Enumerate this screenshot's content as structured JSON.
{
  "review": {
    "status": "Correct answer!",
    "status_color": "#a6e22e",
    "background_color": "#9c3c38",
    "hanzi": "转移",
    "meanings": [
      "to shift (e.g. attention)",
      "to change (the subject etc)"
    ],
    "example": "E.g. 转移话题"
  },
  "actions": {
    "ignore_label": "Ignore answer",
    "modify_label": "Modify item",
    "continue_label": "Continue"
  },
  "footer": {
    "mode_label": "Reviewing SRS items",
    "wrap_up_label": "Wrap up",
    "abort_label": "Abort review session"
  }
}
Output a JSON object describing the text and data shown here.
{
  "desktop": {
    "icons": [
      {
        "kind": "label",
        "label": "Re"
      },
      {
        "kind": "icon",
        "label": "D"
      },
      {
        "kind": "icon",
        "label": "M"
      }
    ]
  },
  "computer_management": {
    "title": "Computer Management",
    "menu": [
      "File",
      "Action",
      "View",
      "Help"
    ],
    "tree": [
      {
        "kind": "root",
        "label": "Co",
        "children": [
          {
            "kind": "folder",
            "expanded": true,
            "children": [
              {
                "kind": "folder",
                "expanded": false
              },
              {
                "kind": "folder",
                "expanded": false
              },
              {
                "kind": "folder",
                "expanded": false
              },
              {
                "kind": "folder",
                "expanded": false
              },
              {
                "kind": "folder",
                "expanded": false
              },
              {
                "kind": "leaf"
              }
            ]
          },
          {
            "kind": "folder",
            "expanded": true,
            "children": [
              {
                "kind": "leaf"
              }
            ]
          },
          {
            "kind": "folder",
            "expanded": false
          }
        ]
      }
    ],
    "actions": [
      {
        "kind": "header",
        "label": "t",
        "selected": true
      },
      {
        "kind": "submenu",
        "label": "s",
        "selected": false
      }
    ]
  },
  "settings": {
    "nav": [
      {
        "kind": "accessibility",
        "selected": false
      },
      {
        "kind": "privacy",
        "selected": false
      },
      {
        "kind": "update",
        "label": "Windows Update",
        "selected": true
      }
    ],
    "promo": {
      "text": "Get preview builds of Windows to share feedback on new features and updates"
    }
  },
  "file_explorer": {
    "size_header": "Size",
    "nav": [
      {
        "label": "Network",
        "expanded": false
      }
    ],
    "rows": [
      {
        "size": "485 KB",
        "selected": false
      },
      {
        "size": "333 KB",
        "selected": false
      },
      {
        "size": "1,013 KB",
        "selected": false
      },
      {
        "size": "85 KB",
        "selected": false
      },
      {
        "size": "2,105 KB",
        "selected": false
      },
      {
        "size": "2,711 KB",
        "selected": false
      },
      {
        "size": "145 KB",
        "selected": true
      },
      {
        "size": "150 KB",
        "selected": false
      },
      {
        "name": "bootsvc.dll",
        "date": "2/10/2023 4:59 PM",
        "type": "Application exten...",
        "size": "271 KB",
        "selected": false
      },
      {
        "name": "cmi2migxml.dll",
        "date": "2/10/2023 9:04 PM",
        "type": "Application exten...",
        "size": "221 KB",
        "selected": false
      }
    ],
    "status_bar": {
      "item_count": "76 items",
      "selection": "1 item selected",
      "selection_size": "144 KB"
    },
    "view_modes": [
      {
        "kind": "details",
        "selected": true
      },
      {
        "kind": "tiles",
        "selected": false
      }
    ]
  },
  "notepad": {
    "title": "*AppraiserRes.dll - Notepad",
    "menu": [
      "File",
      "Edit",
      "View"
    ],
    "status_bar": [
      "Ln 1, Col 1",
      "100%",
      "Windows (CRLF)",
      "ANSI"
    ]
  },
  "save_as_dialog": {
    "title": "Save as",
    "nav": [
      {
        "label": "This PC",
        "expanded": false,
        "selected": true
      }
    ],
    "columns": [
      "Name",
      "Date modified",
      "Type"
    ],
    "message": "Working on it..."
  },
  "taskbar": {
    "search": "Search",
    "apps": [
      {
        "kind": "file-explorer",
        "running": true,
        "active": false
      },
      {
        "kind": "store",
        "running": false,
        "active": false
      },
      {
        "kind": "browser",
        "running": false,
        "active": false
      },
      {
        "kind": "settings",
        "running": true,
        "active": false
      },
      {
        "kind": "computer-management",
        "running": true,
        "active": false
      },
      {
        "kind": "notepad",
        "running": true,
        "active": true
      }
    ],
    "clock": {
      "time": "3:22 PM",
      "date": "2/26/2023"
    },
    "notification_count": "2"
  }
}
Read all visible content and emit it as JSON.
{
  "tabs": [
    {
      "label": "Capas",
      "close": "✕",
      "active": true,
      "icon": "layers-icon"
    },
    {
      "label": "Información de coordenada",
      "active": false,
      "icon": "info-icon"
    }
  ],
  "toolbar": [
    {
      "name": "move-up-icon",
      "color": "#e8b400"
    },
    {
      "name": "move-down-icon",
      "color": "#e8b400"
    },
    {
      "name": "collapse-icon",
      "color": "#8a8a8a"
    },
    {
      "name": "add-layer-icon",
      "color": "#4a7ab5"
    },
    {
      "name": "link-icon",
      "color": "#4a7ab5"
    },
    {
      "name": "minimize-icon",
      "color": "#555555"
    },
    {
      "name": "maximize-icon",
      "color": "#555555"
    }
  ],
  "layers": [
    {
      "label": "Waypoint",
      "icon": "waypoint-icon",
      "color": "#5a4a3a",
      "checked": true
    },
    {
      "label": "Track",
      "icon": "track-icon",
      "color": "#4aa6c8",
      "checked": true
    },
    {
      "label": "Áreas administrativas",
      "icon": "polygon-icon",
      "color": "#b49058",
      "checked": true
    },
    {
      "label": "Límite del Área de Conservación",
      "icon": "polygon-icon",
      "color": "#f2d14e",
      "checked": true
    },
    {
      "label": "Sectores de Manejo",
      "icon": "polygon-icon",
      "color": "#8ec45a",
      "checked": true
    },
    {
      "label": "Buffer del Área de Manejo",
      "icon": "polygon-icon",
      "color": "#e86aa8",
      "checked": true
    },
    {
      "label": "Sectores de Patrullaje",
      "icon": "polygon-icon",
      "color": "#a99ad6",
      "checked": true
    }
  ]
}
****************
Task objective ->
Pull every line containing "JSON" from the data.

Solution below ->
Enumerate this screenshot's content as structured JSON.
Output a JSON object describing the text and data shown here.
Read all visible content and emit it as JSON.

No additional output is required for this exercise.